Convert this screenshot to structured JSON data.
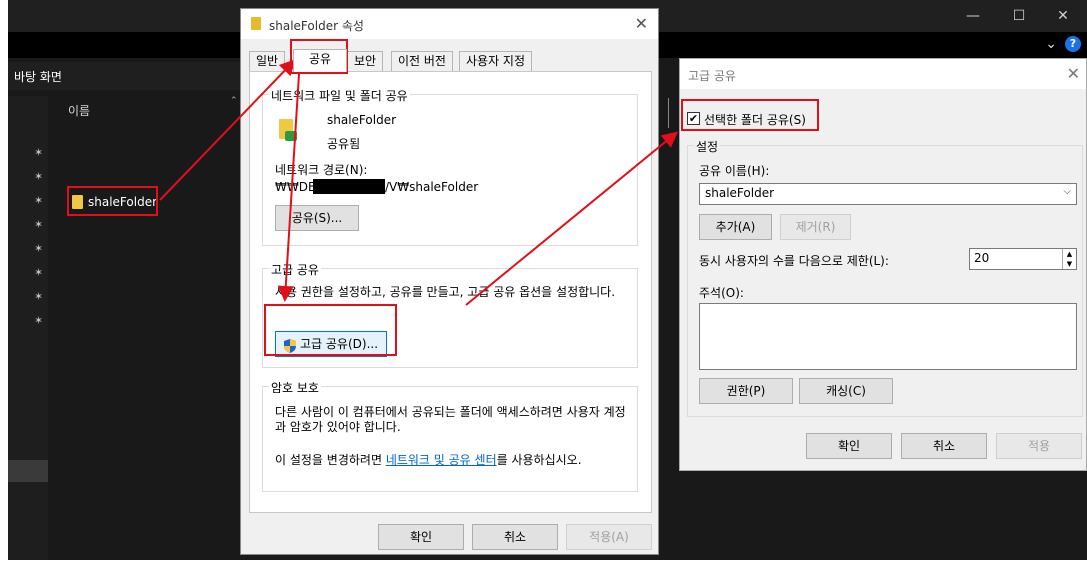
{
  "explorer": {
    "address": "바탕 화면",
    "column_name": "이름",
    "file_name": "shaleFolder",
    "window_buttons": [
      "—",
      "☐",
      "✕"
    ],
    "chevron": "⌄",
    "help": "?"
  },
  "properties": {
    "title": "shaleFolder 속성",
    "tabs": [
      "일반",
      "공유",
      "보안",
      "이전 버전",
      "사용자 지정"
    ],
    "active_tab": "공유",
    "network_group": {
      "caption": "네트워크 파일 및 폴더 공유",
      "folder_name": "shaleFolder",
      "status": "공유됨",
      "path_label": "네트워크 경로(N):",
      "path_prefix": "₩₩DES",
      "path_suffix": "/V₩shaleFolder",
      "share_button": "공유(S)..."
    },
    "advanced_group": {
      "caption": "고급 공유",
      "description": "사용 권한을 설정하고, 공유를 만들고, 고급 공유 옵션을 설정합니다.",
      "advanced_button": "고급 공유(D)..."
    },
    "password_group": {
      "caption": "암호 보호",
      "description": "다른 사람이 이 컴퓨터에서 공유되는 폴더에 액세스하려면 사용자 계정과 암호가 있어야 합니다.",
      "change_prefix": "이 설정을 변경하려면 ",
      "change_link": "네트워크 및 공유 센터",
      "change_suffix": "를 사용하십시오."
    },
    "buttons": {
      "ok": "확인",
      "cancel": "취소",
      "apply": "적용(A)"
    }
  },
  "advanced": {
    "title": "고급 공유",
    "share_checkbox_label": "선택한 폴더 공유(S)",
    "share_checked": true,
    "settings_caption": "설정",
    "share_name_label": "공유 이름(H):",
    "share_name_value": "shaleFolder",
    "add_button": "추가(A)",
    "remove_button": "제거(R)",
    "limit_label": "동시 사용자의 수를 다음으로 제한(L):",
    "limit_value": "20",
    "comment_label": "주석(O):",
    "comment_value": "",
    "permissions_button": "권한(P)",
    "caching_button": "캐싱(C)",
    "ok": "확인",
    "cancel": "취소",
    "apply": "적용"
  },
  "colors": {
    "annotation_red": "#e0101b",
    "link_blue": "#0066cc",
    "folder_yellow": "#f2c744",
    "explorer_bg": "#191919"
  }
}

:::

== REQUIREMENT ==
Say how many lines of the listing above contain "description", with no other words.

== TASK OUTPUT ==
2